The general problem that I will address is how neurons integrate their inputs and compute their outputs. Central to integration and computation is the morphology of neurons, and in particular that of their highly branched dendritic arbors, which receive synaptic input from other neurons or sensory input from the outside world. The connections between axonal and dendritic processes define the nervous system's structure, which is viewed as a prerequisite for understanding neural function; connectomics, the global study of neuronal connectivity, has emerged as a major goal of neuroscience. In this Pioneer proposal, I want to take an orthogonal approach to neuronal morphology. My hypothesis is that the cell biology of the neuron-the transport and turnover of materials-places very strong constraints on both building and maintaining dendrites. Furthermore, I propose that these constraints are so strong that they actually compromise the functioning of neurons: I hypothesize, for example, that the changes in diameters of dendritic processes across branch junctions are dictated by transport constraints and that they actually degrade signal propagation. If this is true, then morphology is a compromise between cell biology and neuronal function, and determining the nature of the tradeoff is likely to provide key insight into connectivity. The morphological rules that I will uncover will provide powerful a prioris for determining connectivit maps, and may help to solve a major problem in connectomics: how well does the connectivity map need to be in order to understand the function? To test this hypothesis, one needs a system in which morphology can be measured precisely (and in the most general sense, which includes protein localization), where it can be manipulated in a controlled way, and where morphology can be correlated with function. The Class IV dendritic arborization mechanoreceptor of Drosophila larvae meets these requirements, and will be the initial focus of study. The experimental goals are: (i) to use light and electron microscopy to discover the full set of branching rules?that is, how diameters, angles, branch lengths, and protein & organelle distributions change over branch points. And: (ii) to use calcium and voltage recordings, together with behavior, to characterize the function of the neuron. The measurements will be done in wild-type flies and in mutants, in which the morphology has been modified using precise genetic manipulations. The theoretical goal is to determine the extent to which the observed anatomical and functional characteristics optimize transport and developmental constraints on the one hand, and signal processing constraints on the other hand. The theory will be done in close coordination with experiments performed in the same laboratory. The nature of the tradeoff between these conflicting costs and benefits will provide tremendous insight into neuronal architecture. This research, via the combination of precise experimental measurement and theoretical modeling, will add inestimably to our understanding of the relationship between form and function in the nervous system. We hope that principles will be found that apply broadly across nervous systems and that the principles will have practical value in the determination of the structure of neural networks.

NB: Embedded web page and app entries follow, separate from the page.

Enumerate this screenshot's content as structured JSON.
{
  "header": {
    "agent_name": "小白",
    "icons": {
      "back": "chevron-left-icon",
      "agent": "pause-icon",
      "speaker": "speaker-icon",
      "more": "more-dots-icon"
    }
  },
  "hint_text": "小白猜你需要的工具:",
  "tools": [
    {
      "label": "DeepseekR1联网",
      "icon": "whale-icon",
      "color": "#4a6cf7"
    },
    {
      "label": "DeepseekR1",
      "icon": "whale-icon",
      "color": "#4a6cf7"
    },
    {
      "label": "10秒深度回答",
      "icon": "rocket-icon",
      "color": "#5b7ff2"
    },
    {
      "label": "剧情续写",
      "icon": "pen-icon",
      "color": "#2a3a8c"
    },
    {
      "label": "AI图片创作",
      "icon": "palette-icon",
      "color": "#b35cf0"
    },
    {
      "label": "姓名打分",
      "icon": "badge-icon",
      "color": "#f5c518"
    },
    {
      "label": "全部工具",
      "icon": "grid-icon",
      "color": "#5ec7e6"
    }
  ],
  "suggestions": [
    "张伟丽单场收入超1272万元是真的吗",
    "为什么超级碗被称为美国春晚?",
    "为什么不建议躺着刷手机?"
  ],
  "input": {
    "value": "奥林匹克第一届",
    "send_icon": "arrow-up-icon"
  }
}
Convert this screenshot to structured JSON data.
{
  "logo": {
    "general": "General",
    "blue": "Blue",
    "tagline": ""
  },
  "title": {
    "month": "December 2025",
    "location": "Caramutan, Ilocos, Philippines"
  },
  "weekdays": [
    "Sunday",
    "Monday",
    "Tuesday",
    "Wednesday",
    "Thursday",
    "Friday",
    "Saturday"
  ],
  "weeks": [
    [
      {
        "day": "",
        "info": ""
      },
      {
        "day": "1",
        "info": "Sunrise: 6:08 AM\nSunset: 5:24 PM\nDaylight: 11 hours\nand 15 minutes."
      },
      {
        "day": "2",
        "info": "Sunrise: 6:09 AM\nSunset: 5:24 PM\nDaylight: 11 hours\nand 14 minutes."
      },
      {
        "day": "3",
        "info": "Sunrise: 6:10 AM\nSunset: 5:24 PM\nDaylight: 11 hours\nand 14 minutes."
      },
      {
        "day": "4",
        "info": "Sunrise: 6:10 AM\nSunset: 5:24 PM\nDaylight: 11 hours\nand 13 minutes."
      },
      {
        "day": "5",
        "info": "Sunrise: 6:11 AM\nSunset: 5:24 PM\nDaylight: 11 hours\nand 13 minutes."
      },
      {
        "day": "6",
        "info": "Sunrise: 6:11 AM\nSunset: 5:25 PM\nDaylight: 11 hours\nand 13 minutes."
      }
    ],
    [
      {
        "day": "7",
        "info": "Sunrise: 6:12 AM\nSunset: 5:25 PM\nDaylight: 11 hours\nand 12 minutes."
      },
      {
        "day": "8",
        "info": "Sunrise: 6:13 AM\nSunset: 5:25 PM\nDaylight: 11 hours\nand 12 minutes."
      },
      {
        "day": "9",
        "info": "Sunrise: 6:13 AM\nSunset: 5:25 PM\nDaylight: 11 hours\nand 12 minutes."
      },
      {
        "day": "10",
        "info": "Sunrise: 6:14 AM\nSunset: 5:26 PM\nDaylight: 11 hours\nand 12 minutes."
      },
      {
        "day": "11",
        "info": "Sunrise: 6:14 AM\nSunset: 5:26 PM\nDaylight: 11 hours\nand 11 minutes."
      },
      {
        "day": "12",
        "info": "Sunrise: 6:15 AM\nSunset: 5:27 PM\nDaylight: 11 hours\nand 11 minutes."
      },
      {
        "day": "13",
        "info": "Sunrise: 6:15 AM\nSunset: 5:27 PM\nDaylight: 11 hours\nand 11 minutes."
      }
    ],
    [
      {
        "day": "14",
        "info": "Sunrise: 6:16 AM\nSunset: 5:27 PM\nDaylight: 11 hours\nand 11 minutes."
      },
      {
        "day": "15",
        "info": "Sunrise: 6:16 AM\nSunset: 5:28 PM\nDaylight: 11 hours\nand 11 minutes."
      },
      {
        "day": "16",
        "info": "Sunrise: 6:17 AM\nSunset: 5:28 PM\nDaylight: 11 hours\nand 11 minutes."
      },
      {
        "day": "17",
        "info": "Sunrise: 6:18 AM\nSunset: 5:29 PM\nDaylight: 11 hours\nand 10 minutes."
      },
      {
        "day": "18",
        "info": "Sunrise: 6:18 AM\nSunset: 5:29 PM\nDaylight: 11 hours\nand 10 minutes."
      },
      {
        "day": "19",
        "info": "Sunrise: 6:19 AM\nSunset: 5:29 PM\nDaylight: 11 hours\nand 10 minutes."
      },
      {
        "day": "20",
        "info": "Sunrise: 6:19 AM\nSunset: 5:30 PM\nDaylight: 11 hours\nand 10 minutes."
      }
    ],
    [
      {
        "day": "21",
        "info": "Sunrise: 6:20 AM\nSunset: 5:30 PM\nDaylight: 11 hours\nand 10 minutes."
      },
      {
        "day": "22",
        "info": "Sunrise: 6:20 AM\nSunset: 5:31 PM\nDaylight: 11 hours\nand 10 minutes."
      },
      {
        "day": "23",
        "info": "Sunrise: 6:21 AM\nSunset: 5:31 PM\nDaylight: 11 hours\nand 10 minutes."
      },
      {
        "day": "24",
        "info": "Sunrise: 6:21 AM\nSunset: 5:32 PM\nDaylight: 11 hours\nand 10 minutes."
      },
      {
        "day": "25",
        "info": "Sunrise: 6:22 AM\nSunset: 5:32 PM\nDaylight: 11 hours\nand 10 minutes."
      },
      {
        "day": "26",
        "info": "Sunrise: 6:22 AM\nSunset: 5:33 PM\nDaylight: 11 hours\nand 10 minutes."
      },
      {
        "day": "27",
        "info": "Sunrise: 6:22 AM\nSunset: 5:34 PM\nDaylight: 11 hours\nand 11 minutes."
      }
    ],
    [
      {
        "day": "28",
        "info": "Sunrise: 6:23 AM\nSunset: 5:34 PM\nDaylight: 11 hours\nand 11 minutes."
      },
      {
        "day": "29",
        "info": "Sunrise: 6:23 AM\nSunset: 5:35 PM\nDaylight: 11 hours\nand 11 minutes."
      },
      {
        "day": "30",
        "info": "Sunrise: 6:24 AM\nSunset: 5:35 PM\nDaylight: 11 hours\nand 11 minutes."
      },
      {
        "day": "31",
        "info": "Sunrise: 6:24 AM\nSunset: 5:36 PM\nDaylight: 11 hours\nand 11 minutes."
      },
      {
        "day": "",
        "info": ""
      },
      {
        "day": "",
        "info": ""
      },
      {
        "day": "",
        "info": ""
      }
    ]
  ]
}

The relationship between the morphology of neurons and the way that they process information is poorly understood. We will investigate the following questions: how do cell-biological limitations constrain neuronal morphology and how does this impact neuronal function? The transformative nature of this approach is that the principles uncovered here are likely to have a large impact on our understanding of neuronal connectivity and architecture.